Instituto Valenciano de Infertilidad (IVI)
Daniela Galliano received her M.D. from the University of Turin (Italy). After being a specialist in the Department of Obstetrics and Gynecology at the University of Granada (Spain), she completed her Ph.D. in the same faculty. She currently works in Reproductive Medicine at IVI (Instituto Valenciano de Infertilidad), in Barcelona, Spain. She specializes in endocrinology, infertility, IVF and hysteroscopy surgery. Her publications include articles in scientific magazines and several book chapters. She is a member of the European Society of Human Reproduction and Embryology (ESHRE), and other national and international societies.

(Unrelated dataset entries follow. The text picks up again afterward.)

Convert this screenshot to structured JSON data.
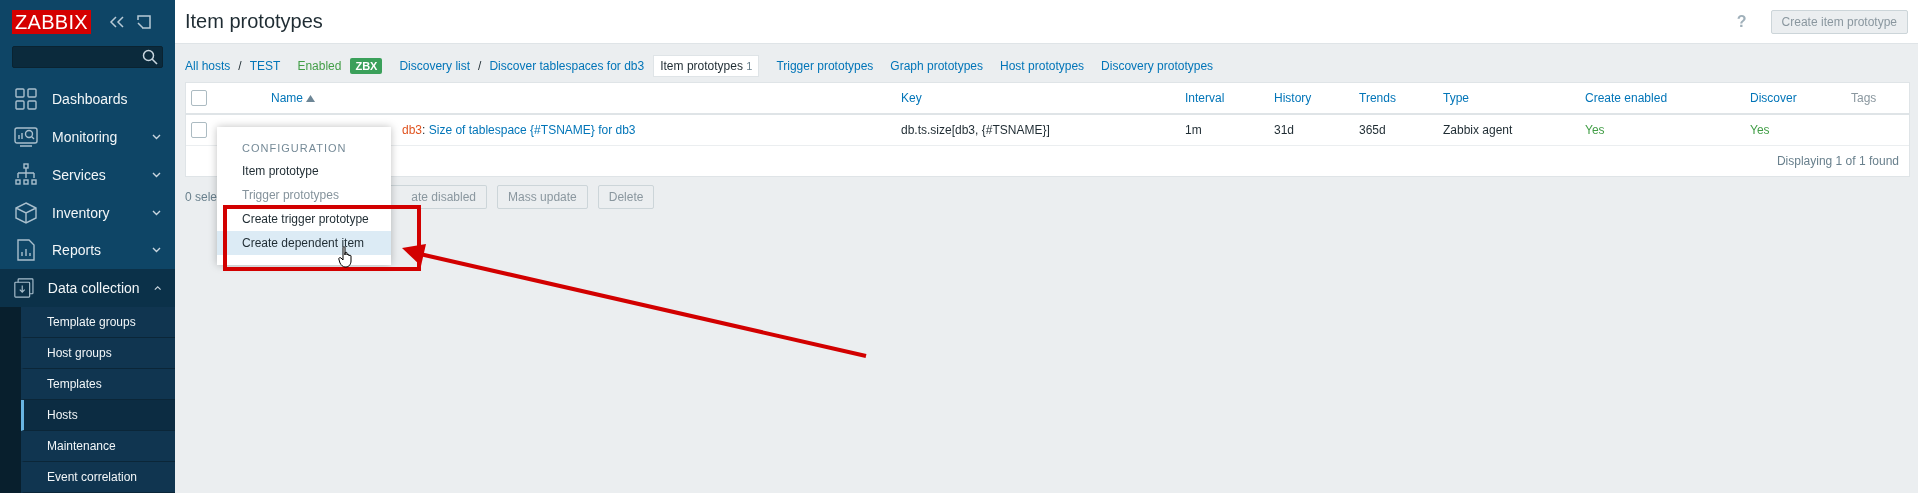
{
  "sidebar": {
    "logo": "ZABBIX",
    "menu": [
      {
        "label": "Dashboards",
        "expanded": false,
        "has_arrow": false
      },
      {
        "label": "Monitoring",
        "expanded": false,
        "has_arrow": true
      },
      {
        "label": "Services",
        "expanded": false,
        "has_arrow": true
      },
      {
        "label": "Inventory",
        "expanded": false,
        "has_arrow": true
      },
      {
        "label": "Reports",
        "expanded": false,
        "has_arrow": true
      },
      {
        "label": "Data collection",
        "expanded": true,
        "has_arrow": true
      }
    ],
    "submenu": [
      {
        "label": "Template groups",
        "selected": false
      },
      {
        "label": "Host groups",
        "selected": false
      },
      {
        "label": "Templates",
        "selected": false
      },
      {
        "label": "Hosts",
        "selected": true
      },
      {
        "label": "Maintenance",
        "selected": false
      },
      {
        "label": "Event correlation",
        "selected": false
      }
    ]
  },
  "header": {
    "title": "Item prototypes",
    "help": "?",
    "create_button": {
      "label": "Create item prototype",
      "disabled": true
    }
  },
  "breadcrumbs": [
    {
      "kind": "link",
      "label": "All hosts"
    },
    {
      "kind": "sep",
      "label": "/"
    },
    {
      "kind": "link",
      "label": "TEST"
    },
    {
      "kind": "status",
      "label": "Enabled"
    },
    {
      "kind": "badge",
      "label": "ZBX"
    },
    {
      "kind": "link",
      "label": "Discovery list"
    },
    {
      "kind": "sep",
      "label": "/"
    },
    {
      "kind": "link",
      "label": "Discover tablespaces for db3"
    },
    {
      "kind": "tab",
      "label": "Item prototypes",
      "count": "1",
      "selected": true
    },
    {
      "kind": "link",
      "label": "Trigger prototypes"
    },
    {
      "kind": "link",
      "label": "Graph prototypes"
    },
    {
      "kind": "link",
      "label": "Host prototypes"
    },
    {
      "kind": "link",
      "label": "Discovery prototypes"
    }
  ],
  "table": {
    "select_all_checked": false,
    "columns": [
      {
        "label": "Name",
        "sorted": true,
        "link": true
      },
      {
        "label": "Key",
        "sorted": false,
        "link": true
      },
      {
        "label": "Interval",
        "sorted": false,
        "link": true
      },
      {
        "label": "History",
        "sorted": false,
        "link": true
      },
      {
        "label": "Trends",
        "sorted": false,
        "link": true
      },
      {
        "label": "Type",
        "sorted": false,
        "link": true
      },
      {
        "label": "Create enabled",
        "sorted": false,
        "link": true
      },
      {
        "label": "Discover",
        "sorted": false,
        "link": true
      },
      {
        "label": "Tags",
        "sorted": false,
        "link": false
      }
    ],
    "rows": [
      {
        "checked": false,
        "name_prefix": "db3",
        "name_separator": ":",
        "name": "Size of tablespace {#TSNAME} for db3",
        "key": "db.ts.size[db3, {#TSNAME}]",
        "interval": "1m",
        "history": "31d",
        "trends": "365d",
        "type": "Zabbix agent",
        "create_enabled": "Yes",
        "discover": "Yes"
      }
    ],
    "footer": "Displaying 1 of 1 found"
  },
  "actions": {
    "selected_count": "0 sele",
    "buttons": [
      {
        "label": "ate disabled",
        "disabled": true
      },
      {
        "label": "Mass update",
        "disabled": true
      },
      {
        "label": "Delete",
        "disabled": true
      }
    ]
  },
  "context_menu": {
    "items": [
      {
        "kind": "header",
        "label": "CONFIGURATION"
      },
      {
        "kind": "item",
        "label": "Item prototype",
        "disabled": false,
        "selected": false
      },
      {
        "kind": "item",
        "label": "Trigger prototypes",
        "disabled": true,
        "selected": false
      },
      {
        "kind": "item",
        "label": "Create trigger prototype",
        "disabled": false,
        "selected": false
      },
      {
        "kind": "item",
        "label": "Create dependent item",
        "disabled": false,
        "selected": true
      }
    ]
  }
}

Maternal obesity has been associated with obstetrical in the three trimesters of pregnancy and neonatal complications. Miscarriage rates and unexplained stillbirth are higher among obese women who have conceived naturally or through assisted reproduction techniques. Obesity increases the risk of pregnancy-induced hypertension and preeclampsia, pre-gestational diabetes and gestational diabetes mellitus, childhood obesity, and type 2 diabetes mellitus. Maternal obesity makes preterm labor, operative vaginal delivery and cesarean section more likely in both primigravid and multigravid women, and negatively affects the outcome of vaginal birth after cesarean. The rate of cervical dilation in both nulliparous and multiparous women declines as maternal BMI rises, which shows that obese women are at a higher risk of experiencing dysfunctional labor. Moreover, obese pregnant women are also more likely to present intraoperative and postoperative complications (including postpartum hemorrhage), anesthetic complications (failed intubation at the time of general endotracheal anesthesia), postoperative wound infection and dehiscence, thromboembolism and endomyometritis in the puerperium. Obesity is associated with 18% of obstetric causes of maternal mortality and 80% of anesthesia-related deaths. Female obesity is also related to adverse fetal/neonatal outcome, such as macrosomia (defined as a birth weight 44.000 g or 495th percentile of gestational age), which increases by 2-3-fold, shoulder dystocia, fetal distress, hypoglycemia, jaundice, stillbirth and congenital malformations, including heart, great vessels, ventral wall and intestine defects, hydrocephaly, omphalocele and neural tube defects.